While the assassination of JFK remains a huge news event in the history of the 20th century, definitely one of those ‘Where were you when you heard’ about stories, the effect it had on the USA and the world at large isn’t really discussed about it. Instead, when JFK is raised, you know one of your friends who may have also had a little too much to drink will have a perfect theory as to what happened on that fateful day in 1963. So it’s nice to get away from crap about the grassy knowl and do a personal story about the assassination with this film, Jackie.

After the assassination of President John F. Kennedy (Caspar Phillipson, Flame and Citron), his wife and now former First Lady Jackie (Natalie Portman, V for Vendetta) must now try and to grieve for her killed husband as well as guide the country through one of the most tumultuous times in its history.

So the film’s narrative is one that is starting to become fairly standard for biopics, it’s all done through an interview. Taking place just a short time after the assassination of JFK, a journalist (Billy Crudup, Watchmen) comes to interview Jackie about what happened on that day and the aftermath. It may be a narrative device that is starting to come a bit too common, and often one that is a bit pointless, the film is smarter than most with it. The film shows us a more spiky version of Jackie who has plenty of attitude, constantly telling the journalist that he can’t publish some of the comments she makes, especially the ones which expose her more vulnerable side. It is a great example of the character work the film does, which really does examine Jackie from all sides and while we mostly see her in grief, we do feel like we know her by the end of the movie.

But ok, this film isn’t just about Jackie. It is also a showcase for Natalia Portman who puts in the performance of her life. She banished the idea she was just a pretty face actress a long time ago but if you dared to still think that, boy are you wrong. Portman has to show many different aspects of Jackie in this film and she pulls it off effortlessly. To make you realise how good she is in this, even though she is one of most well-known actresses in the world, you completely forget it is her. So many actors, even really good ones, can’t get over their power but Portman manages it by completely transforming her into the former First Lady.

And the way she depicts grief (Man I should have put this into my grief trilogy, though it would be a quadrilogy then) is quite honestly stunning. There’s the complete breakdown after the initial shooting, the stiff upper lip as she tries to present a strong image to the country and a simply striking depiction of survivor’s guilt later on in the film which is honestly tough to watch. This is simply a stunning performance and looking back at the Academy Awards, I really think that Portman should have been the one walking away with the golden statuette at the end of the night.

And something I really should mention is the costume design, something else it was nominated for at this year’s Oscars.

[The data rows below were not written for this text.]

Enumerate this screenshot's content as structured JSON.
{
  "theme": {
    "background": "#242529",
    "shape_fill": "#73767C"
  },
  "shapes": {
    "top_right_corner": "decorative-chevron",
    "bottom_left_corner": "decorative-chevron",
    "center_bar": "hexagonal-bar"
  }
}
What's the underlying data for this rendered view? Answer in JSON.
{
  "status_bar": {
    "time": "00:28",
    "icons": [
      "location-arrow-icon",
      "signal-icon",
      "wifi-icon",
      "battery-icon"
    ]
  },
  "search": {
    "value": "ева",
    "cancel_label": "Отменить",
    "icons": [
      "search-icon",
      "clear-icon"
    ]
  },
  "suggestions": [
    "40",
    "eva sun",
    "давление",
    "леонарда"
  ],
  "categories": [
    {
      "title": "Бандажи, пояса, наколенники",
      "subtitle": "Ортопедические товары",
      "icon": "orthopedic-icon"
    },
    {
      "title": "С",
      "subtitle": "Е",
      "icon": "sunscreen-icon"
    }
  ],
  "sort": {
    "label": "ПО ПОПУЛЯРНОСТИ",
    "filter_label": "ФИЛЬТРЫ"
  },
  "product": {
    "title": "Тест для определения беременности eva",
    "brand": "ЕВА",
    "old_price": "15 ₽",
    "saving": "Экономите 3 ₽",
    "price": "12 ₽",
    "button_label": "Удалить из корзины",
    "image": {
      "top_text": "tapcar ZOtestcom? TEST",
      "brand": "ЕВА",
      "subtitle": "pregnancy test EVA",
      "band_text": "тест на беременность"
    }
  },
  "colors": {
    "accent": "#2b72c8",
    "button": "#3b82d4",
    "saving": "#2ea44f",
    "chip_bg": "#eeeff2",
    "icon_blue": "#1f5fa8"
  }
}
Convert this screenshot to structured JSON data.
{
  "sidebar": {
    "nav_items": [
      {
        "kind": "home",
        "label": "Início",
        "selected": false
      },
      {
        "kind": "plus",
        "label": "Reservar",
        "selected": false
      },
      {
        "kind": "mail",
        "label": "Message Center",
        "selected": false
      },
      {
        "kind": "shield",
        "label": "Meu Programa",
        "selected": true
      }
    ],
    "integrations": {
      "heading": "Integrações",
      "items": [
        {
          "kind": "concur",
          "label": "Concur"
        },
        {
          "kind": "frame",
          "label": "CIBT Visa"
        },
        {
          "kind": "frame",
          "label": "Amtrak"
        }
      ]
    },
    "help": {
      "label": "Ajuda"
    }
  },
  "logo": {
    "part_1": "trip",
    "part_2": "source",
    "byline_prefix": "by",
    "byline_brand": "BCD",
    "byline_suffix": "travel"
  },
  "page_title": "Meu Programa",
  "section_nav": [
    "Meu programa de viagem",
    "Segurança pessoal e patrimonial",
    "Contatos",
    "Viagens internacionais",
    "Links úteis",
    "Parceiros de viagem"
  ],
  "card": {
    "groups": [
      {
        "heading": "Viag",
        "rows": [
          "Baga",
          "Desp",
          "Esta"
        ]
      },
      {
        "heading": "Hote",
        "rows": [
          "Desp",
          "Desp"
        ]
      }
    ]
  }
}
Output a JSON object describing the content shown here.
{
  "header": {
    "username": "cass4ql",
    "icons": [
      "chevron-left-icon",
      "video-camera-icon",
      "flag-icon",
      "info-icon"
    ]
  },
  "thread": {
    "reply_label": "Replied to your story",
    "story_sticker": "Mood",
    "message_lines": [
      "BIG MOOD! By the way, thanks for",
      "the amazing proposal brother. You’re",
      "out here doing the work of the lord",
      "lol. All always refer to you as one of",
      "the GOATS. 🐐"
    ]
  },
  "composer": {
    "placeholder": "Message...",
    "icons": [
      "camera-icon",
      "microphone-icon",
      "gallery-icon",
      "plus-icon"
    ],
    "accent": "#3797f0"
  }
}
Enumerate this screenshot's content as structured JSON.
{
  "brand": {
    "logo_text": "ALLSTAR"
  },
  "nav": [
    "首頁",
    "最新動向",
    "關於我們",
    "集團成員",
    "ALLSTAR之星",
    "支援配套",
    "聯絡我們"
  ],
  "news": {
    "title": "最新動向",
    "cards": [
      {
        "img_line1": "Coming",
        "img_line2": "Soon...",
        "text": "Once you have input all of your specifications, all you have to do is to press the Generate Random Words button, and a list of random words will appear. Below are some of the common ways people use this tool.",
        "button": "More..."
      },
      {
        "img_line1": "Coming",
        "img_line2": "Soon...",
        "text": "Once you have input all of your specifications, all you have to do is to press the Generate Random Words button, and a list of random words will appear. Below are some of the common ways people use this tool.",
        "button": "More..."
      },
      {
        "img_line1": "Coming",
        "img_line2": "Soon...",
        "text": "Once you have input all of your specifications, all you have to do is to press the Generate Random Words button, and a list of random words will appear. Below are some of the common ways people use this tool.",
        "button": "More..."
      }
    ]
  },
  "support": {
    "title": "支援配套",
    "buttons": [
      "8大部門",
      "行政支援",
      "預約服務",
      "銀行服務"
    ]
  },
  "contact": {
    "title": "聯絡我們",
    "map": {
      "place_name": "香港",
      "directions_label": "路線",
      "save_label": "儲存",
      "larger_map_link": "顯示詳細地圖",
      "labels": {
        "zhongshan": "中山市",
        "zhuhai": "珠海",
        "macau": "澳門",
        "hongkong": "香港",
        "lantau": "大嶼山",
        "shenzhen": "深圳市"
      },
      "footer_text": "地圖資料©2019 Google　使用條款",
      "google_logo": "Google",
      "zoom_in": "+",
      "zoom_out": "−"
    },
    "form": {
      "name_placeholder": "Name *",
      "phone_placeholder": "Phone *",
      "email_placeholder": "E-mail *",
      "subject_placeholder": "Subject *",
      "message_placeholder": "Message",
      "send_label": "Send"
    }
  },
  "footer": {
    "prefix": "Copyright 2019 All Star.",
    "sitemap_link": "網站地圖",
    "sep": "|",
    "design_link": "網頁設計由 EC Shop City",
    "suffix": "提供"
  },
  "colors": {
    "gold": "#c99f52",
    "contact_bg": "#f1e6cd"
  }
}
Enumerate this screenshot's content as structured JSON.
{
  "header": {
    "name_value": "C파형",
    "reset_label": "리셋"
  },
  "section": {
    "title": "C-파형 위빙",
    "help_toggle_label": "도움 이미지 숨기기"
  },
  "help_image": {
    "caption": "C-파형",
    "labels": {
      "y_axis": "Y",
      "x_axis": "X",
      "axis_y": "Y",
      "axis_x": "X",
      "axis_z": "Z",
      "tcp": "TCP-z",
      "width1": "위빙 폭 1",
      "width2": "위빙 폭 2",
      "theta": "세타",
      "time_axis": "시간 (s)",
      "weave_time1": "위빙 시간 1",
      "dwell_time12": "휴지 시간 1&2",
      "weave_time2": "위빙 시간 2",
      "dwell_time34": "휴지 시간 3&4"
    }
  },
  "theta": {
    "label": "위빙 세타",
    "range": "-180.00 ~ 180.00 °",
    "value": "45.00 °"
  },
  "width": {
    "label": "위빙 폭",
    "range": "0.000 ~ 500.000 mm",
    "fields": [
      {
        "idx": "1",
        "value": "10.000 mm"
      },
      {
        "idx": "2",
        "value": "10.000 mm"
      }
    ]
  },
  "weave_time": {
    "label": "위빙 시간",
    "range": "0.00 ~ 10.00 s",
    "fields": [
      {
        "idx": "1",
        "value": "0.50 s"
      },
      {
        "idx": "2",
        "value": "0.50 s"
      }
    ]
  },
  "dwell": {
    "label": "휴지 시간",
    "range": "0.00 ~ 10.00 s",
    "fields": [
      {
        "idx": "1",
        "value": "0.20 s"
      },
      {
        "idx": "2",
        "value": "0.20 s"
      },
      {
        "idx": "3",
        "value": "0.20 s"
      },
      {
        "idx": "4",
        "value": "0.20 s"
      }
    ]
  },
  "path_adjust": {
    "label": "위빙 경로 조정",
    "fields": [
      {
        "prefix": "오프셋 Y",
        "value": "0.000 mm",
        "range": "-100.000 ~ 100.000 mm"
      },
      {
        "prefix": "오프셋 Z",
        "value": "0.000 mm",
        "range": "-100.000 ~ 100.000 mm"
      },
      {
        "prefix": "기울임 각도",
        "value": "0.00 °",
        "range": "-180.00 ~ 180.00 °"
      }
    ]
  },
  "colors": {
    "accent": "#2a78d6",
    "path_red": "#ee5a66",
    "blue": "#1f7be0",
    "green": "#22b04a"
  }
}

They are excellent and had a great shout at winning it. Considering many people got obsessed with the look of Jackie, something the film does touch on towards the end, this is something the film has to get absolutely correct and they do. You and transported back into the 1960s and having costumes which seem plucked from the real life pictures on Portman does help become the character, though I don’t think she needed it. Her performance is that good I think you could have put her in activewear and she’d convince you she was Jackie.


And really, there aren’t many problems with the film. I know some have complained that the fraught relationship between Jackie and the next President Lyndon B. Johnson (John Carroll Lynch, Shutter Island) is fabricated and I don’t feel like it adds that much to the film, I don’t think it is too insulting to anyone involved so I can’t class it as much of a problem. Perhaps the film could have been more interesting if they focused on the rumours of JFK’s infidelity but then again the film does touch on it and there’s some great lines from Jackie in that scene, so I can’t really argue for a scene.

I get that some people may be sick of the topic of JFK assassination due to the mad conspiracy theories that surround it but Jackie really needs to be seen. Even if you don’t care for the subject material at all, Portman’s performance is so incredible that it just needs to be seen. Even in scenes which should be pretty boring, she brings them alive with this amazing portrayal of a woman so many felt they knew during this crisis. And now, you’ll feel like you know her even more.


Head of Movies. Will tear your favourite movie apart for fee, but will forgive anything if Emma Stone is in it.